Ty, the Cobra WX75ST I'm using has performed flawlessly and RF-wise works quite well for being a handheld unit. The RF portion is deatched from the control head and has never given me any problems. I'm able to talk to anything withing range (when using my NMO27B), so I wouldn't paint all the handheld units with the same hatebrush.
The antennas "used in industry" alluded to by DeathStar are more properly called "No Ground-Plane Antennas". All this means is that they have been creatively designed to have a low SWR even when they're not attached to a large metal sheet to act as the RF ground plane. For instance, you have to use a No Ground Plane Antenna to put an antenna on top of your fiberglass motor coach. What these antennas do is to use the outer braid of the coax for a specific length to act as the "other half" of the antenna. In this usage, the bit of feedline that's radiating as the "other half" of the antenna is usually called a counterpoise. The presence of the designed-in counterpoise gives the antenna enough of a RF ground to reduce the SWR to the point that the radio can operate at full power without hurting itself. The drawback is that these No Ground Plane antennas are hugely inefficient and will always perform worse than an antenna above a proper ground plane.
I was trying to stay non-techy with my explaination, but since we "went there" here comes more techy stuff.
Ty is right, the no-ground plane 1/2 wave antennas frankly suck compared to a properly-installed antenna with a ground plane, but sometimes there is no choice as the antenna is mounted on a vehicle that has no metal. CB antennas are a 1/4 wave design, meaning the physical antenna length is 1/4 the total electrical wavelength...in this case, the proper 1/4 wave antenna would be 108 inches tall.

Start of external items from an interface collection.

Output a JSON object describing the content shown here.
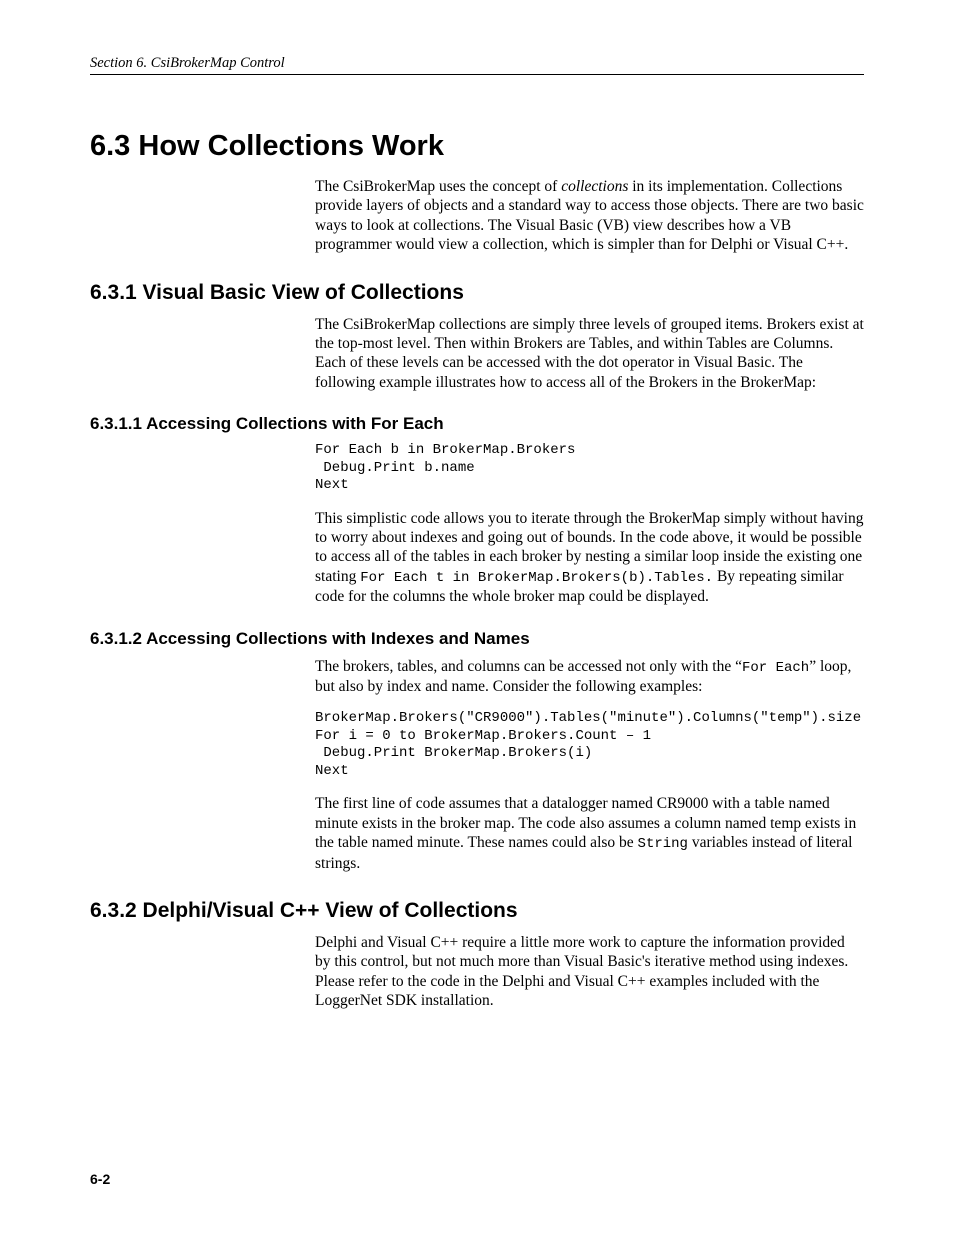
{
  "header": {
    "running": "Section 6.  CsiBrokerMap Control"
  },
  "h1": "6.3  How Collections Work",
  "p1a": "The CsiBrokerMap uses the concept of ",
  "p1b": "collections",
  "p1c": " in its implementation.  Collections provide layers of objects and a standard way to access those objects.  There are two basic ways to look at collections.  The Visual Basic (VB) view describes how a VB programmer would view a collection, which is simpler than for Delphi or Visual C++.",
  "h2_1": "6.3.1  Visual Basic View of Collections",
  "p2": "The CsiBrokerMap collections are simply three levels of grouped items.  Brokers exist at the top-most level.  Then within Brokers are Tables, and within Tables are Columns. Each of these levels can be accessed with the dot operator in Visual Basic.  The following example illustrates how to access all of the Brokers in the BrokerMap:",
  "h3_1": "6.3.1.1  Accessing Collections with For Each",
  "code1": "For Each b in BrokerMap.Brokers\n Debug.Print b.name\nNext",
  "p3a": "This simplistic code allows you to iterate through the BrokerMap simply without having to worry about indexes and going out of bounds.  In the code above, it would be possible to access all of the tables in each broker by nesting a similar loop inside the existing one stating ",
  "p3b": "For Each t in BrokerMap.Brokers(b).Tables.",
  "p3c": "    By repeating similar code for the columns the whole broker map could be displayed.",
  "h3_2": "6.3.1.2  Accessing Collections with Indexes and Names",
  "p4a": "The brokers, tables, and columns can be accessed not only with the “",
  "p4b": "For Each",
  "p4c": "” loop, but also by index and name. Consider the following examples:",
  "code2": "BrokerMap.Brokers(\"CR9000\").Tables(\"minute\").Columns(\"temp\").size\nFor i = 0 to BrokerMap.Brokers.Count – 1\n Debug.Print BrokerMap.Brokers(i)\nNext",
  "p5a": "The first line of code assumes that a datalogger named CR9000 with a table named minute exists in the broker map.  The code also assumes a column named temp exists in the table named minute.  These names could also be ",
  "p5b": "String",
  "p5c": " variables instead of literal strings.",
  "h2_2": "6.3.2  Delphi/Visual C++ View of Collections",
  "p6": "Delphi and Visual C++ require a little more work to capture the information provided by this control, but not much more than Visual Basic's iterative method using indexes.  Please refer to the code in the Delphi and Visual C++ examples included with the LoggerNet SDK installation.",
  "footer": "6-2"
}
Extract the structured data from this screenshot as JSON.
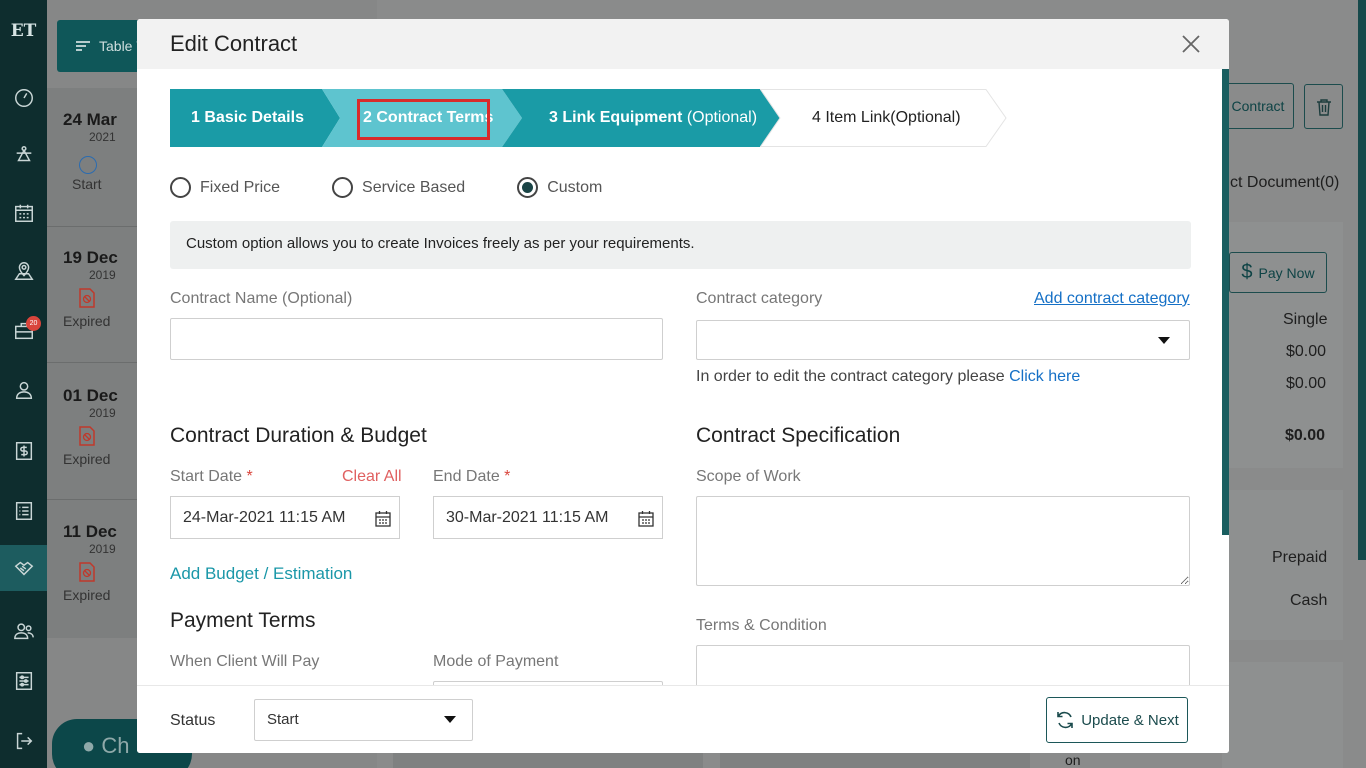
{
  "rail": {
    "logo": "ET",
    "badge_count": "20"
  },
  "background": {
    "tableview_label": "Table V",
    "timeline": [
      {
        "day": "24 Mar",
        "year": "2021",
        "status": "Start"
      },
      {
        "day": "19 Dec",
        "year": "2019",
        "status": "Expired"
      },
      {
        "day": "01 Dec",
        "year": "2019",
        "status": "Expired"
      },
      {
        "day": "11 Dec",
        "year": "2019",
        "status": "Expired"
      }
    ],
    "chat_label": "Ch",
    "right_panel": {
      "contract_btn": "Contract",
      "documents_tab": "ct Document(0)",
      "pay_now": "Pay Now",
      "single": "Single",
      "amount1": "$0.00",
      "amount2": "$0.00",
      "total": "$0.00",
      "prepaid": "Prepaid",
      "cash": "Cash",
      "on": "on"
    }
  },
  "modal": {
    "title": "Edit Contract",
    "steps": [
      {
        "number": "1",
        "label": "Basic Details",
        "suffix": ""
      },
      {
        "number": "2",
        "label": "Contract Terms",
        "suffix": ""
      },
      {
        "number": "3",
        "label": "Link Equipment",
        "suffix": "(Optional)"
      },
      {
        "number": "4",
        "label": "Item Link(Optional)",
        "suffix": ""
      }
    ],
    "pricing_options": [
      "Fixed Price",
      "Service Based",
      "Custom"
    ],
    "selected_pricing": "Custom",
    "info_text": "Custom option allows you to create Invoices freely as per your requirements.",
    "contract_name_label": "Contract Name (Optional)",
    "contract_name_value": "",
    "contract_category_label": "Contract category",
    "add_category_link": "Add contract category",
    "category_value": "",
    "category_help": "In order to edit the contract category please",
    "category_help_link": "Click here",
    "duration_title": "Contract Duration & Budget",
    "start_date_label": "Start Date",
    "end_date_label": "End Date",
    "required_mark": "*",
    "clear_all": "Clear All",
    "start_date_value": "24-Mar-2021 11:15 AM",
    "end_date_value": "30-Mar-2021 11:15 AM",
    "add_budget": "Add Budget / Estimation",
    "payment_title": "Payment Terms",
    "when_pay_label": "When Client Will Pay",
    "mode_payment_label": "Mode of Payment",
    "spec_title": "Contract Specification",
    "scope_label": "Scope of Work",
    "scope_value": "",
    "terms_label": "Terms & Condition",
    "status_label": "Status",
    "status_value": "Start",
    "update_next": "Update & Next"
  },
  "colors": {
    "step_active": "#1a9ba6",
    "step_current": "#5ec4cf",
    "rail": "#0e2d2e",
    "accent": "#1a5e60",
    "highlight_outline": "#d92b2b"
  }
}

I doubt most of you would use a ball mount with a 108" whip on the side of your Subaru
The antenna that Ty and I use for CB, the Larsen NMO27B, is a base-loaded 1/4 wave, meaning there is a coil of wire in the tall back base electrically makes up for the missing ~60 inches of antenna. The radio still sees the correct antenna electrically, but it's only 49" long. The FireStik antenna does that as well, which is readily visible by the looking at the thin wire that wraps up around the inner fiberglass whip. Same concept.
Bottom line is without a proper antenna on a good groundplane, your comms gear (CB or otherwise) will work for crap.